Green’s Dictionary of Slang

nob n.3

also nobb
[ety. unknown]

the game of prick-the-garter, a form of swindling game, in which one pricks a folded belt with a needle; the bettor attempts to pierce the place where the belt is folded.

[UK]J. Poulter Discoveries (1774) 7: We defrauded an old Farmer of fifteen Guineas, at the old Nobb, called Pricking the Belt.
[UK]Whole Art of Thieving 7: To shew how People are defrauded in Fairs and Markets, different ways, as follows: [...] Third, is the deceiving art, called the Old Nobb, that is, pricking in the belt.
[UK]G. Andrewes Dict. Sl. and Cant.
[UK]Flash Dict. in Sinks of London Laid Open 117: Nob, old, a favourite game used by sharpers, called pricking in the hat.

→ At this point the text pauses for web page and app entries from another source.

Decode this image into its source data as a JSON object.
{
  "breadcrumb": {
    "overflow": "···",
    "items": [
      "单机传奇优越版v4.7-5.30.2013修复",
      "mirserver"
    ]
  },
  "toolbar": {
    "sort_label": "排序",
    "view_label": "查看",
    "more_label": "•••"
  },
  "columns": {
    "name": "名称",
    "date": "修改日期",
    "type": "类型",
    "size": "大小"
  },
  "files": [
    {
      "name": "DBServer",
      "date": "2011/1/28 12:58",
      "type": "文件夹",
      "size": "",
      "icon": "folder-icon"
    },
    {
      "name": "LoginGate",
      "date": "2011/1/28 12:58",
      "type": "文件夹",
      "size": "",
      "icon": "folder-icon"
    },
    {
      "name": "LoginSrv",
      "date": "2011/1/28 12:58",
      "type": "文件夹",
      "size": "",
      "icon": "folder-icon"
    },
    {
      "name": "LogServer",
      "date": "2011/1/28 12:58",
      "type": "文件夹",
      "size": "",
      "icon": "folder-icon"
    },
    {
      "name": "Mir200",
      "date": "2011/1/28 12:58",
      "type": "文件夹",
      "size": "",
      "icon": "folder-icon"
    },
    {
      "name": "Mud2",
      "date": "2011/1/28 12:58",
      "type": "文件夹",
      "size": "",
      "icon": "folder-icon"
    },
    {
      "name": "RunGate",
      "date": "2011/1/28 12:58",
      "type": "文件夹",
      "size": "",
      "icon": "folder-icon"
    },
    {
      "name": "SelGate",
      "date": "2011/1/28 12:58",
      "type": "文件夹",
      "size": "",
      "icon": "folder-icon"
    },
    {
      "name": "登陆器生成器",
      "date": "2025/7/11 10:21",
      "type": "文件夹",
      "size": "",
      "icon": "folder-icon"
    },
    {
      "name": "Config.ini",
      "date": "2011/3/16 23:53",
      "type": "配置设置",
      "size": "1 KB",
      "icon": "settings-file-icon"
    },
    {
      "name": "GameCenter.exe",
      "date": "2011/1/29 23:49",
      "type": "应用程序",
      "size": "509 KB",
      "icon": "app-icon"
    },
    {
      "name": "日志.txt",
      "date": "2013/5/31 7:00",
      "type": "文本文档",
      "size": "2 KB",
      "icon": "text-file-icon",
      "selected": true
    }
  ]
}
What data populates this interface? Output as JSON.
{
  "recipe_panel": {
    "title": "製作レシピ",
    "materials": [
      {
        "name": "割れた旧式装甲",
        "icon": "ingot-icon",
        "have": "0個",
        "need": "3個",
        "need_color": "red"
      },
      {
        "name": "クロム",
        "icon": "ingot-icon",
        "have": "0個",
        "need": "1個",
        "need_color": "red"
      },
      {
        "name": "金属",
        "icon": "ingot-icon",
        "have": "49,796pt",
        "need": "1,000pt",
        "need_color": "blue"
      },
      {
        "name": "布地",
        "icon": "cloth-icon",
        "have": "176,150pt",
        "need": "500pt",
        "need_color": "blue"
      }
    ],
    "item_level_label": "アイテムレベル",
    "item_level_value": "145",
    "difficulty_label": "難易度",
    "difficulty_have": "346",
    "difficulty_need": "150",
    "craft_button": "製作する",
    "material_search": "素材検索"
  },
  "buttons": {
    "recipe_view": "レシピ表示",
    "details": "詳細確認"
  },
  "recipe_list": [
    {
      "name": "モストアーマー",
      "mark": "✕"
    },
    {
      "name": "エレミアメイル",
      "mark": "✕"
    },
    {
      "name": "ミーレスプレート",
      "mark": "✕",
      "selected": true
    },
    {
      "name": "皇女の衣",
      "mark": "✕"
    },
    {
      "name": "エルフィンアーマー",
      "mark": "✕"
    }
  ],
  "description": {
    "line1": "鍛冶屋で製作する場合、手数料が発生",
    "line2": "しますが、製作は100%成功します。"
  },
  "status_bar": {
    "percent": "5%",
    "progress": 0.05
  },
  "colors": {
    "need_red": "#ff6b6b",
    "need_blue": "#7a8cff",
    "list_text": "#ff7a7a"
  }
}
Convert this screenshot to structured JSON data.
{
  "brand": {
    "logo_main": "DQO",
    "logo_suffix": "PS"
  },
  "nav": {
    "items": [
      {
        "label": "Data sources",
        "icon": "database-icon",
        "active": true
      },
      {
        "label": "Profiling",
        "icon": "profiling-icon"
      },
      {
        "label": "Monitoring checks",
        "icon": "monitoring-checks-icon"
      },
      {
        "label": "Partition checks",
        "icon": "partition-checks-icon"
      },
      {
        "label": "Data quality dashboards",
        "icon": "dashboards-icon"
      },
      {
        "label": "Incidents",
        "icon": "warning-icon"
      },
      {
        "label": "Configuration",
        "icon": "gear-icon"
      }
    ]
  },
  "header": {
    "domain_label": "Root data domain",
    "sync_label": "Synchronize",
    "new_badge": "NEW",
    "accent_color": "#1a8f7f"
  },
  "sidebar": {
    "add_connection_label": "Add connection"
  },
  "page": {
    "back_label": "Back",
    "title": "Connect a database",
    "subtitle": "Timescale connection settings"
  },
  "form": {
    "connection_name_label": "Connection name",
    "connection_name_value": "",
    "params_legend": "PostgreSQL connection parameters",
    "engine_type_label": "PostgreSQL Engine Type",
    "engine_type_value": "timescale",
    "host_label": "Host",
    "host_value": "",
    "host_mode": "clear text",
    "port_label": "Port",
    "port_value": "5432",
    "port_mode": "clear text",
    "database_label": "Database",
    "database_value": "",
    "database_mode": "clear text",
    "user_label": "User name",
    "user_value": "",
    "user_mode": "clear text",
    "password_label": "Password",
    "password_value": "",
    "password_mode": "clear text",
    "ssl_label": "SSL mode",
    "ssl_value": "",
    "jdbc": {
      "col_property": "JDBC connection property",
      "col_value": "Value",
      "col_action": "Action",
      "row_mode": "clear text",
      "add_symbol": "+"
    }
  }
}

In compounds

nob pitcher (n.)

(UK Und.) a specialist in prick-the-garter, usu. working at fairs, races and similar open-air events.

[UK]Vaux Vocab. of the Flash Lang. in McLachlan (1964) 254: nob-pitchers a general term for those sharpers who attend at fairs, races, &c., to take in the flats at prick in the garter, cups and balls, and other similar artifices.
[UK]Egan Grose’s Classical Dict. of the Vulgar Tongue [as cit. 1812].